## WHAT IS BEING ASKED
Show each line of the data below that has the string "Receiving" in it.

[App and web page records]
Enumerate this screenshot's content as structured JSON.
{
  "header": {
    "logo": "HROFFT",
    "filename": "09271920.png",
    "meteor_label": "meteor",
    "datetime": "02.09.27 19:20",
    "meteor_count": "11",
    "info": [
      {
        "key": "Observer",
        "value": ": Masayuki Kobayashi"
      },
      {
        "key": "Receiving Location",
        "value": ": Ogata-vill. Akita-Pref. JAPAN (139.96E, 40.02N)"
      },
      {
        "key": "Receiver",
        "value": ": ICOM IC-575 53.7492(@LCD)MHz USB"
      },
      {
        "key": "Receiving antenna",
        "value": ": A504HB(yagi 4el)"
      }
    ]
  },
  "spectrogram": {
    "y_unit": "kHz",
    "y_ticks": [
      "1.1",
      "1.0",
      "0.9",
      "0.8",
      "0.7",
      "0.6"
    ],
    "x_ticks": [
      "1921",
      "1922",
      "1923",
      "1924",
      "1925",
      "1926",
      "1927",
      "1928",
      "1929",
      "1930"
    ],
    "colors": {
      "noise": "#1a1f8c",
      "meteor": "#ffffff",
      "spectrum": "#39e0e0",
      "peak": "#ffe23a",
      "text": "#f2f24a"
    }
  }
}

## SOLUTION
        "key": "Receiving Location",
        "key": "Receiving antenna",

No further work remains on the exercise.